The proposed deportation efforts, Morgan said, would seek to discourage migrant families traveling to the U.S.

Due to restrictions on how long children can be held in custody, apprehended families are often released into the U.S. during legal proceedings. Families have made up the majority of border apprehensions in the steep increase, according to Customs and Border Protection data.

Morgan echoed President TrumpDonald John TrumpGOP divided over impeachment trial strategy Official testifies that Bolton had 'one-on-one meeting' with Trump over Ukraine aid Louisiana governor wins re-election MORE’s demands that the Mexican government immediately take action to reduce border crossings, saying the nation needs to “get off the sidelines.”

"They have 150 miles of choke point and a couple of major roads that are choke points that they could easily interdict. We have 2,000 miles along the southwest border," Morgan said. Trump has threatened to impose tariffs of 5 percent on Mexican goods beginning on June 10, with the percentage set to gradually increase until Mexico addresses border security to the administration’s satisfaction.

Morgan also said the administration is pushing for Mexico to become a “safe third country,” which the United Nations defines as a nation where refugees can seek asylum without danger. The majority of the recent influx of migrants have been Central Americans who pass through Mexico on their way to its northern border with the U.S.

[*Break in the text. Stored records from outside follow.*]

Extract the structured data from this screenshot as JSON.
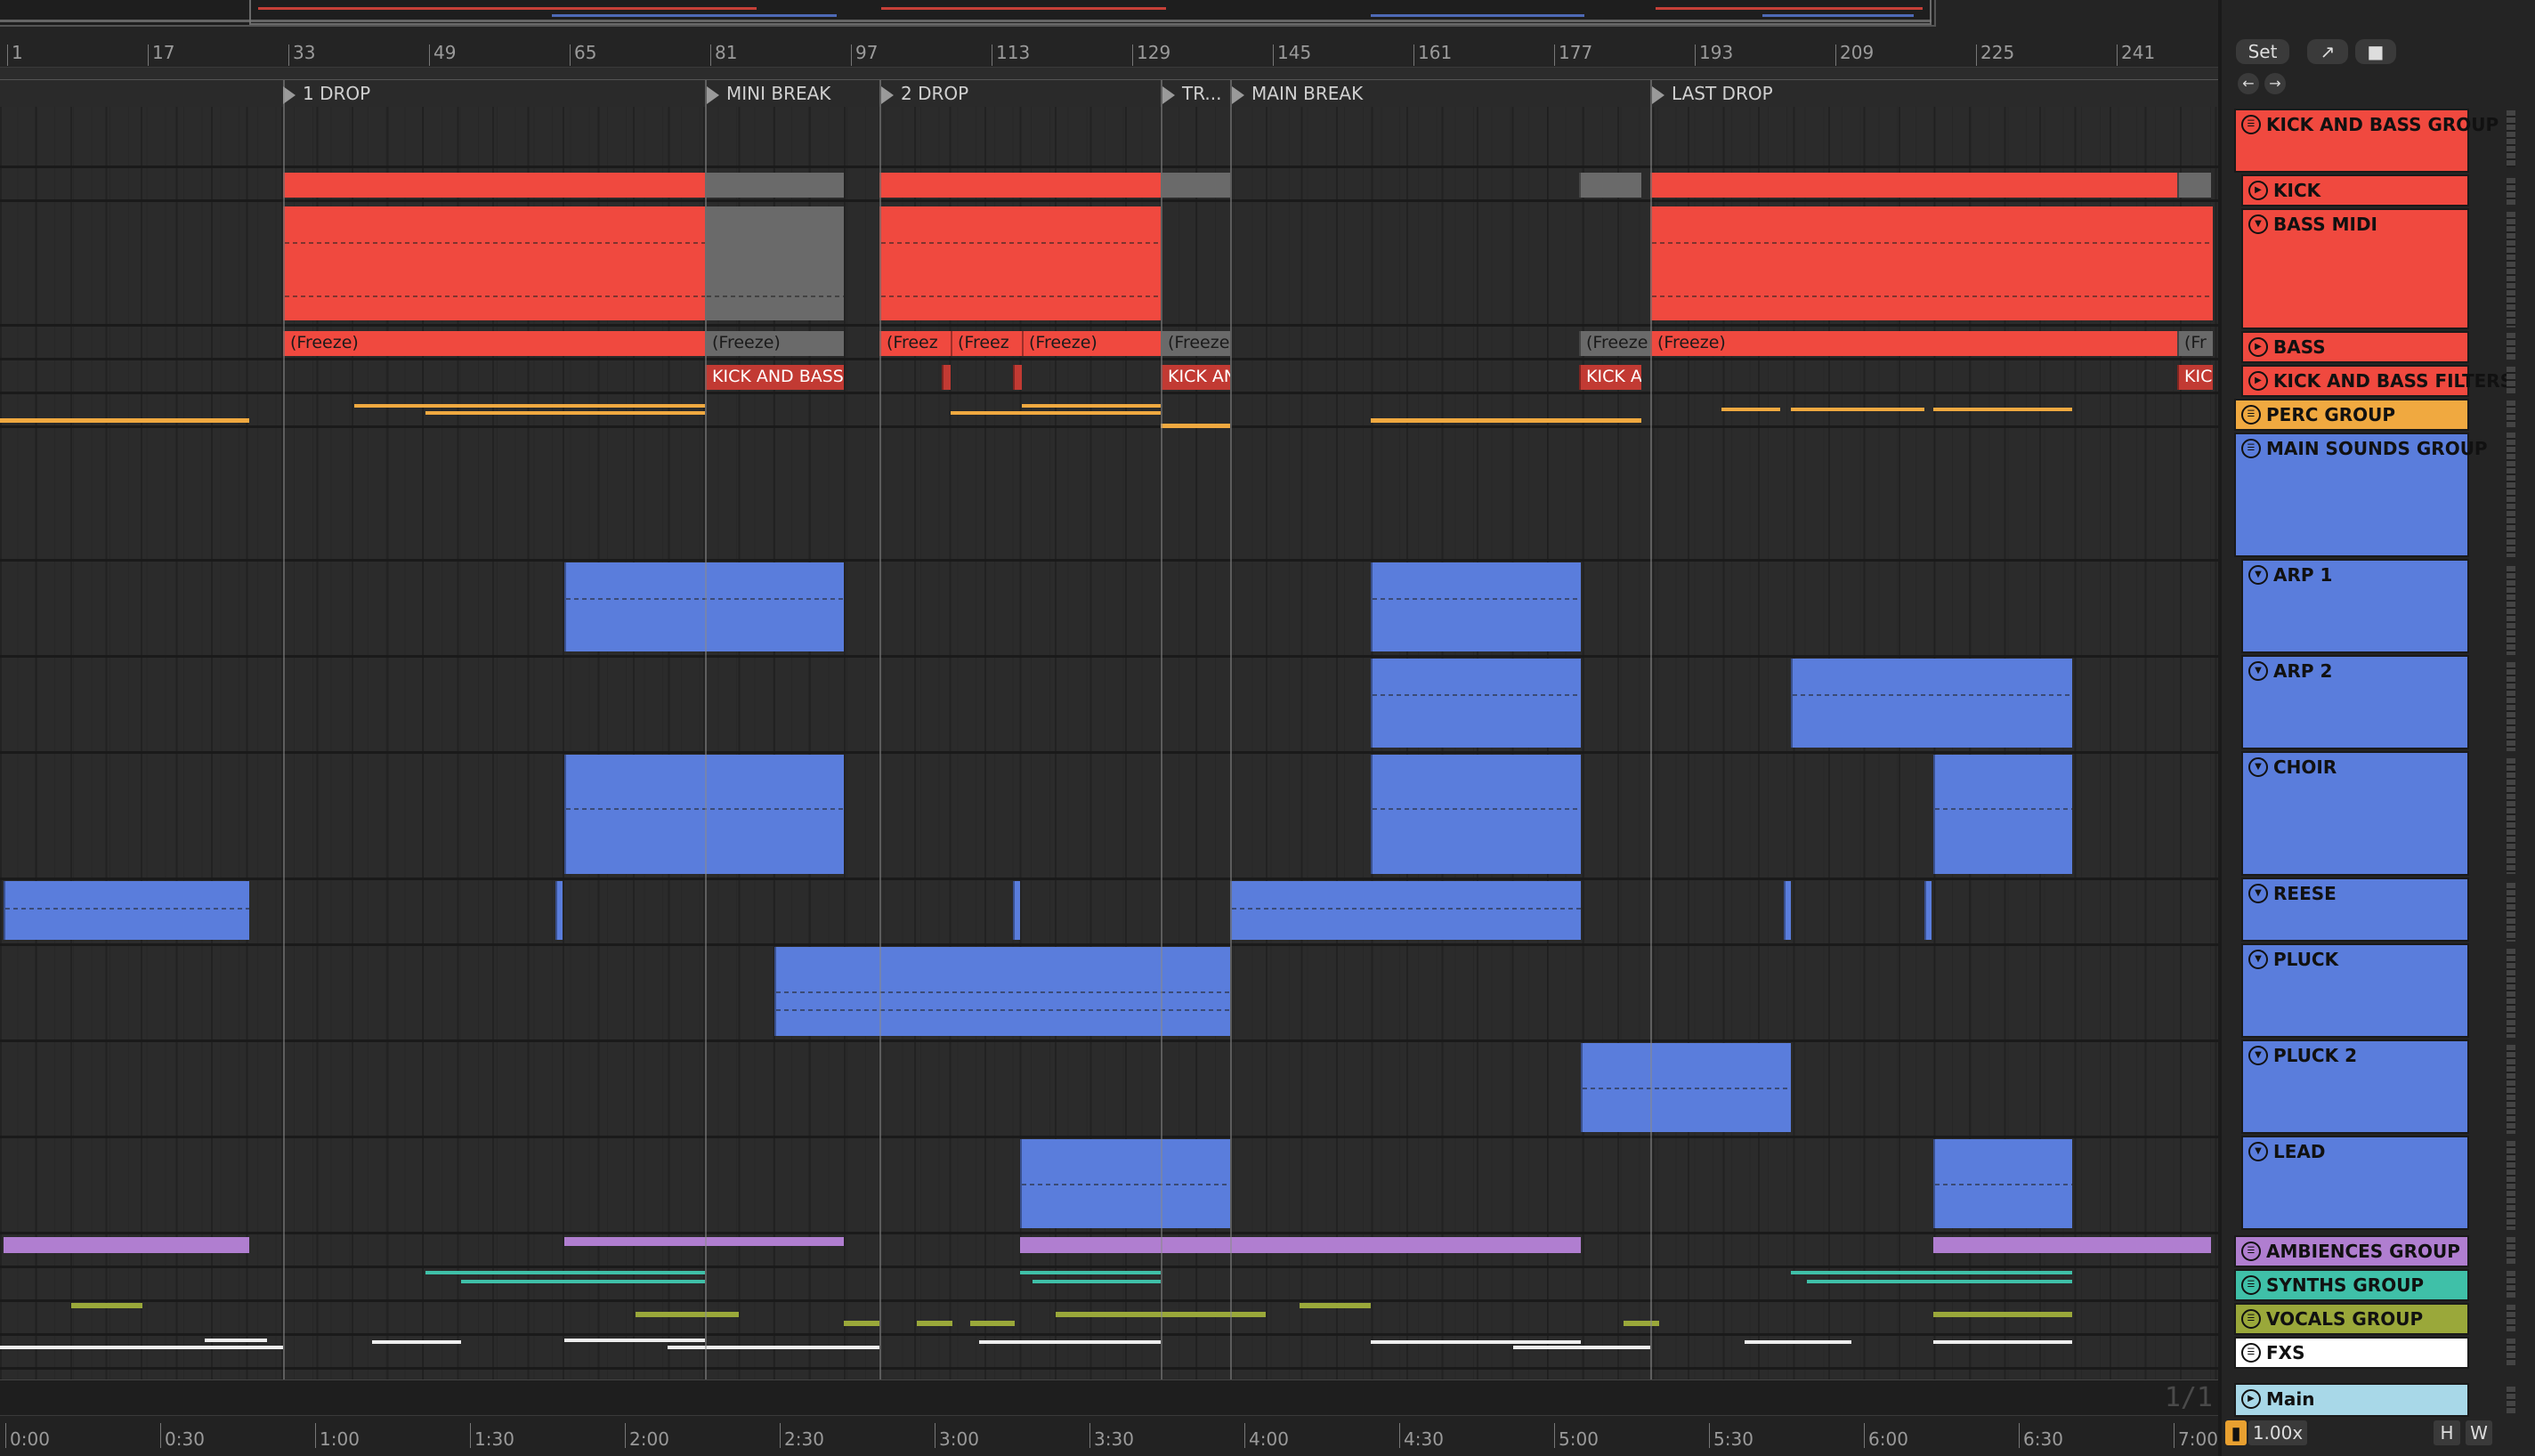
{
  "ruler_bars": [
    "1",
    "17",
    "33",
    "49",
    "65",
    "81",
    "97",
    "113",
    "129",
    "145",
    "161",
    "177",
    "193",
    "209",
    "225",
    "241"
  ],
  "locators": [
    "1 DROP",
    "MINI BREAK",
    "2 DROP",
    "TR...",
    "MAIN BREAK",
    "LAST DROP"
  ],
  "freeze_label": "(Freeze)",
  "freeze_short": [
    "(Freez",
    "(Freez",
    "(Freeze",
    "(Freeze",
    "(Fr"
  ],
  "kb_labels": [
    "KICK AND BASS",
    "KICK AN",
    "KICK A",
    "KIC"
  ],
  "clip_count": "1/1",
  "time_ticks": [
    "0:00",
    "0:30",
    "1:00",
    "1:30",
    "2:00",
    "2:30",
    "3:00",
    "3:30",
    "4:00",
    "4:30",
    "5:00",
    "5:30",
    "6:00",
    "6:30",
    "7:00"
  ],
  "panel": {
    "set_label": "Set",
    "tracks": [
      {
        "name": "KICK AND BASS GROUP",
        "color": "#f0493f",
        "kind": "group"
      },
      {
        "name": "KICK",
        "color": "#f0493f",
        "kind": "audio"
      },
      {
        "name": "BASS MIDI",
        "color": "#f0493f",
        "kind": "midi"
      },
      {
        "name": "BASS",
        "color": "#f0493f",
        "kind": "audio"
      },
      {
        "name": "KICK AND BASS FILTERS",
        "color": "#f0493f",
        "kind": "audio"
      },
      {
        "name": "PERC GROUP",
        "color": "#f0a940",
        "kind": "group"
      },
      {
        "name": "MAIN SOUNDS GROUP",
        "color": "#5a7ddc",
        "kind": "group"
      },
      {
        "name": "ARP 1",
        "color": "#5a7ddc",
        "kind": "midi"
      },
      {
        "name": "ARP 2",
        "color": "#5a7ddc",
        "kind": "midi"
      },
      {
        "name": "CHOIR",
        "color": "#5a7ddc",
        "kind": "midi"
      },
      {
        "name": "REESE",
        "color": "#5a7ddc",
        "kind": "midi"
      },
      {
        "name": "PLUCK",
        "color": "#5a7ddc",
        "kind": "midi"
      },
      {
        "name": "PLUCK 2",
        "color": "#5a7ddc",
        "kind": "midi"
      },
      {
        "name": "LEAD",
        "color": "#5a7ddc",
        "kind": "midi"
      },
      {
        "name": "AMBIENCES GROUP",
        "color": "#b07ed0",
        "kind": "group"
      },
      {
        "name": "SYNTHS GROUP",
        "color": "#3fc0a8",
        "kind": "group"
      },
      {
        "name": "VOCALS GROUP",
        "color": "#9aa83a",
        "kind": "group"
      },
      {
        "name": "FXS",
        "color": "#ffffff",
        "kind": "group"
      },
      {
        "name": "Main",
        "color": "#a8d8e8",
        "kind": "audio"
      }
    ],
    "zoom": "1.00x",
    "h_label": "H",
    "w_label": "W"
  }
}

Making Mexico a safe third country, Morgan said, would "really mandate Mexico to step up and really do more of what I believe they should be doing."